By Vernon Whetstone

Amateur Astronomer

 

Now let’s see, where was I? Oh yes, the Winter Triangle and the Winter Hexagon.

These two are not actual constellations in the normal sense of the word. They are asterisms, patterns made up using stars outside of normal constellation usage.

For example, the Big and Little Dippers, the Summer Triangle, and the Northern Cross are all asterisms.

Go outside at about 8:30 p.m. local time and look southeast for the stars of Orion, the Hunter. The four bright stars marking his shoulders and knees and the three stars for his belt will be very obvious.

Orion is our starting place. The bright blue star marking his left knee is Rigel. From there go up and slightly left for bright red Aldebaran in the constellation Taurus the Bull.

Aldebaran is in the middle of the Hyades star cluster–the “V” shape making up the face and horns of the bull, looking like it could be the bull’s eye.
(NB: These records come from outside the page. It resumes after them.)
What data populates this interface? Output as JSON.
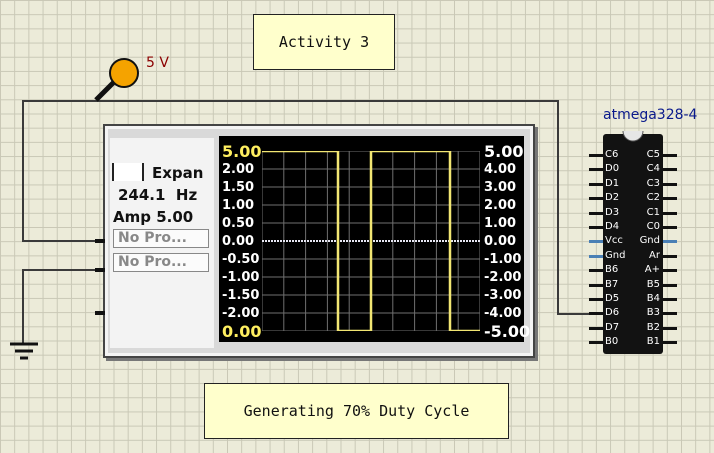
{
  "notes": {
    "activity": "Activity 3",
    "duty": "Generating 70% Duty Cycle"
  },
  "source": {
    "label": "5 V"
  },
  "oscilloscope": {
    "expand_label": "Expan",
    "frequency": "244.1  Hz",
    "amplitude": "Amp 5.00",
    "probe1": "No Pro...",
    "probe2": "No Pro...",
    "left_ticks": [
      "5.00",
      "2.00",
      "1.50",
      "1.00",
      "0.50",
      "0.00",
      "-0.50",
      "-1.00",
      "-1.50",
      "-2.00",
      "0.00"
    ],
    "right_ticks": [
      "5.00",
      "4.00",
      "3.00",
      "2.00",
      "1.00",
      "0.00",
      "-1.00",
      "-2.00",
      "-3.00",
      "-4.00",
      "-5.00"
    ],
    "trace_color": "#f2e673",
    "center_line_color": "#ffffff"
  },
  "chip": {
    "title": "atmega328-4",
    "left_pins": [
      "C6",
      "D0",
      "D1",
      "D2",
      "D3",
      "D4",
      "Vcc",
      "Gnd",
      "B6",
      "B7",
      "D5",
      "D6",
      "D7",
      "B0"
    ],
    "right_pins": [
      "C5",
      "C4",
      "C3",
      "C2",
      "C1",
      "C0",
      "Gnd",
      "Ar",
      "A+",
      "B5",
      "B4",
      "B3",
      "B2",
      "B1"
    ]
  }
}
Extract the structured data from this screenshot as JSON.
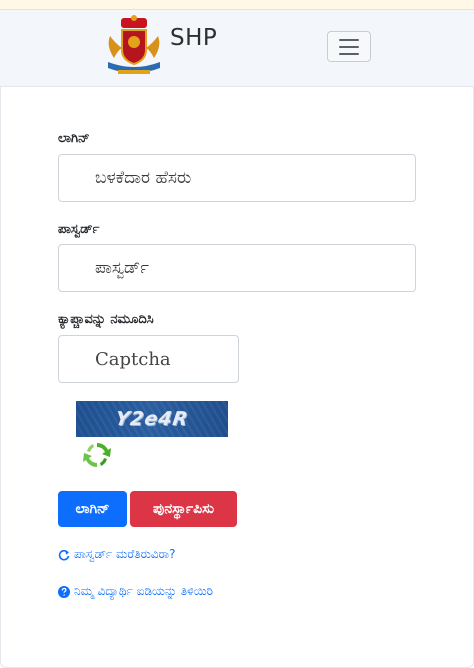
{
  "header": {
    "brand_text": "SHP",
    "emblem_icon": "karnataka-emblem-icon",
    "menu_icon": "hamburger-menu-icon"
  },
  "form": {
    "login_label": "ಲಾಗಿನ್",
    "login_placeholder": "ಬಳಕೆದಾರ ಹೆಸರು",
    "password_label": "ಪಾಸ್ವರ್ಡ್",
    "password_placeholder": "ಪಾಸ್ವರ್ಡ್",
    "captcha_label": "ಕ್ಯಾಪ್ಚಾವನ್ನು ನಮೂದಿಸಿ",
    "captcha_placeholder": "Captcha",
    "captcha_text": "Y2e4R",
    "refresh_icon": "captcha-refresh-icon"
  },
  "buttons": {
    "login": "ಲಾಗಿನ್",
    "reset": "ಪುನರ್ಸ್ಥಾಪಿಸು"
  },
  "links": {
    "forgot_password": "ಪಾಸ್ವರ್ಡ್ ಮರೆತಿರುವಿರಾ?",
    "know_student_id": "ನಿಮ್ಮ ವಿದ್ಯಾರ್ಥಿ ಐಡಿಯನ್ನು ತಿಳಿಯಿರಿ"
  },
  "colors": {
    "primary": "#0d6efd",
    "danger": "#dc3545",
    "navbar_bg": "#f3f6fb"
  }
}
Next, go left to another bright star, Capella in Auriga, the Charioteer. Auriga is sort of an odd shaped, almost-circle of stars with Capella on the upper left side.

Next left and down for Gemini, a rectangle of stars for the body and the “twins,” Castor and Pollux for the heads then down and right for Procyon.

Procyon is the star marking Canis Minor, the Little Dog. Don’t look for any constellation stars, the entire constellation is just two stars. Don’t ask, it’s a Greek thing.

Now, right again to the big dog, Canis Major with very bright Sirius as the eye. Although they are below the horizon, he stars of Canis Major do almost look like a dog. Pay careful attention to Sirius.

At this time of year it is very low on the horizon and could be twinkling furiously with many colors. For a better view use binoculars to enhance the twinkling effect. It is awesome.

Next up to blue Rigel, the left knee of Orion where we started.

As for the triangle, use Betelgeuse, the right shoulder star of Orion, Sirius and Rigel.

SKY WATCH: This is going to be a toughie, these are all morning events. Tomorrow morning, Dec. 30, be outside an hour before sunrise looking southeast for a slender crescent Moon. It will be just to the right of very bright Venus, and on Friday it will be below the planet.

If you are functioning on the morning of Jan. 1, the Moon will be three degrees to the right of elusive Mercury and Sunday morning, Jan. 2, an excruciatingly slender Moon will be below Mercury. Binoculars will be helpful in finding it. This will be a good time to put that telescope you got for Christmas to use.

Tiny Mercury will be around for about the next week, just remember, it is very, very low in the horizon so get away from anything that obstructs your view east.